-- Given records follows --

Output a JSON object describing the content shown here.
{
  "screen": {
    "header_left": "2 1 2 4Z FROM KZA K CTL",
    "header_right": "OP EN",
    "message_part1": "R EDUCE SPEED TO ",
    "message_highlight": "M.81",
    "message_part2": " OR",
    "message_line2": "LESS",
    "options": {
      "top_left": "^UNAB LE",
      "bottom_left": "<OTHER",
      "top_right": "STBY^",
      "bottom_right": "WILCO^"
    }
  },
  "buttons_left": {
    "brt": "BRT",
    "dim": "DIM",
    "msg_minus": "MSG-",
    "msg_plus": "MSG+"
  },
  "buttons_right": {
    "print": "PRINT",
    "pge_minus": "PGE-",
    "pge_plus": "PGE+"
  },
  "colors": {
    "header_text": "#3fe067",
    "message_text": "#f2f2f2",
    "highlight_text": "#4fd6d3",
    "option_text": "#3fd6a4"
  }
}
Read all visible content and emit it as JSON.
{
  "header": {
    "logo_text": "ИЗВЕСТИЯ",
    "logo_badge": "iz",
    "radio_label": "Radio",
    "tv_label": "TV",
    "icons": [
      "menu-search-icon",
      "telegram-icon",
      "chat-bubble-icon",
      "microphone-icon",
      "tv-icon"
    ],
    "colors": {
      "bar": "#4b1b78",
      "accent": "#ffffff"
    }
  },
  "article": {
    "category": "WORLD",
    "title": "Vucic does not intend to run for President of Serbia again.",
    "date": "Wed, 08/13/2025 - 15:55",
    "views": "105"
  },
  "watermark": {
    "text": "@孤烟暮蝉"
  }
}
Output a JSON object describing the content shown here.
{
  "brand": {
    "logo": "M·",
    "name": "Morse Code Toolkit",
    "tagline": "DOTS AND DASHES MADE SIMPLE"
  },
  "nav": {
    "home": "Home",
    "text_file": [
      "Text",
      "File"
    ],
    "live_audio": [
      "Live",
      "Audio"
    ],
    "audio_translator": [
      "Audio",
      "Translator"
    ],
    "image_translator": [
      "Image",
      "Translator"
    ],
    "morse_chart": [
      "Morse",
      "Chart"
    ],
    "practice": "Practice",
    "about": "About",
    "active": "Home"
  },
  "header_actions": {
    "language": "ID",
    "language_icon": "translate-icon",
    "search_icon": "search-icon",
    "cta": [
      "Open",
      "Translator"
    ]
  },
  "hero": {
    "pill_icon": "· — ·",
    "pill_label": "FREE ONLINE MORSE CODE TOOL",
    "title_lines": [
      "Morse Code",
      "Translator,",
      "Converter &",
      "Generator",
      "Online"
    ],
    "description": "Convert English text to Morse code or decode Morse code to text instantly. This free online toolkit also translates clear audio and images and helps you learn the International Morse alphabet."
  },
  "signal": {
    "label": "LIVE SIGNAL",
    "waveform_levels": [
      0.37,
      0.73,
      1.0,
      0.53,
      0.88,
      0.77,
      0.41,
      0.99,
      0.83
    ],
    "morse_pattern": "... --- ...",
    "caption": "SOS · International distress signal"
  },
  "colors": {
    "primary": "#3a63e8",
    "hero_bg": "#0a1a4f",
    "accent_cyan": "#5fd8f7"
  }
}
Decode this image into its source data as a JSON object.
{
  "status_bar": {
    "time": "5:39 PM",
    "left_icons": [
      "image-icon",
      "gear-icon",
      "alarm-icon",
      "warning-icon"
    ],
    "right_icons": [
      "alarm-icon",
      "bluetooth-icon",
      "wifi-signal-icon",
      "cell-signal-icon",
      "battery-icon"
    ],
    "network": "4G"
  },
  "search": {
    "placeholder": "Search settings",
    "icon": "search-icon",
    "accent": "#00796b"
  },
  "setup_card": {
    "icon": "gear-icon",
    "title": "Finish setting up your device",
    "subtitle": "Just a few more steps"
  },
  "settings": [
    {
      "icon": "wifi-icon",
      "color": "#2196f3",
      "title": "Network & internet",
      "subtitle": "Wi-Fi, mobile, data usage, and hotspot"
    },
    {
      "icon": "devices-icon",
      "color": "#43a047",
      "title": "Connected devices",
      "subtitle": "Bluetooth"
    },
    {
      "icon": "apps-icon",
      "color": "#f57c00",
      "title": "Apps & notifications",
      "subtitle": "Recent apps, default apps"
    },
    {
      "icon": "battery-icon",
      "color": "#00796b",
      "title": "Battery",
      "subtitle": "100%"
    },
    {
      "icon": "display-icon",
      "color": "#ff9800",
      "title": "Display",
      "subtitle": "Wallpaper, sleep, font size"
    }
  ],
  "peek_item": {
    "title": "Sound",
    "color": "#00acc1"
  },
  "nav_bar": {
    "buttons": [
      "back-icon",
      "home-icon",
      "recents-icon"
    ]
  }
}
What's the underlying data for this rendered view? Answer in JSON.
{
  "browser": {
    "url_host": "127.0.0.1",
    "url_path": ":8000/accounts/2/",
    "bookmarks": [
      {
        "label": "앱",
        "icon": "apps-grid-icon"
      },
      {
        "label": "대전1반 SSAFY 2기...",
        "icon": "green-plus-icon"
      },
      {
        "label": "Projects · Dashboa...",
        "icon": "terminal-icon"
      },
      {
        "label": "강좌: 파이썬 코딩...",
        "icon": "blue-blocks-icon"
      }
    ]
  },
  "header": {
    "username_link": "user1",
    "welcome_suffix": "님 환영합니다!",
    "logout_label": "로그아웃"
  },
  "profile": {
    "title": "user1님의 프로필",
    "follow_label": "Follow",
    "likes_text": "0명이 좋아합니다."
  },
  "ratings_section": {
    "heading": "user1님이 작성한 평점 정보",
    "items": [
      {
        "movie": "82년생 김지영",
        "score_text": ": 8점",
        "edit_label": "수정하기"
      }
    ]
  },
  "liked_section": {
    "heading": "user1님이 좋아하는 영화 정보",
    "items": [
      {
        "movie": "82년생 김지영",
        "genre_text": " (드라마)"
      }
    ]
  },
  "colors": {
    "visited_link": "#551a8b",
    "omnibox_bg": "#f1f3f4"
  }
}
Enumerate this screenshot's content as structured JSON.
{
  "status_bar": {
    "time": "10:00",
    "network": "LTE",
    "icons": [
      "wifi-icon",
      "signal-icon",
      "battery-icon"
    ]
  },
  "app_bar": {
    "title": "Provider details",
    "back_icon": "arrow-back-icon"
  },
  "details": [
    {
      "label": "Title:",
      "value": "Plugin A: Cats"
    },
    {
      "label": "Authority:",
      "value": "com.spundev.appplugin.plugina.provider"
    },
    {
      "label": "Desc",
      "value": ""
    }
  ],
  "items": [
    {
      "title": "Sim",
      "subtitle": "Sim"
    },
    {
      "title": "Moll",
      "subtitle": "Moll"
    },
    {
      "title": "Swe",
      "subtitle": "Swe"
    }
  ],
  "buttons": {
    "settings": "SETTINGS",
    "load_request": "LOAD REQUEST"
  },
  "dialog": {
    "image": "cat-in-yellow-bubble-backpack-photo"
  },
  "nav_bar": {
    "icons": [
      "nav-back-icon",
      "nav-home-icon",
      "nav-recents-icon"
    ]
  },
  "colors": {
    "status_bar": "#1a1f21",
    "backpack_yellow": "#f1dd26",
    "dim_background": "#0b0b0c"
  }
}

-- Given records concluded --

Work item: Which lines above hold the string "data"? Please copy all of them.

Result:
Decode this image into its source data as a JSON object.
      "subtitle": "Wi-Fi, mobile, data usage, and hotspot"
What's the underlying data for this rendered view? Answer in JSON.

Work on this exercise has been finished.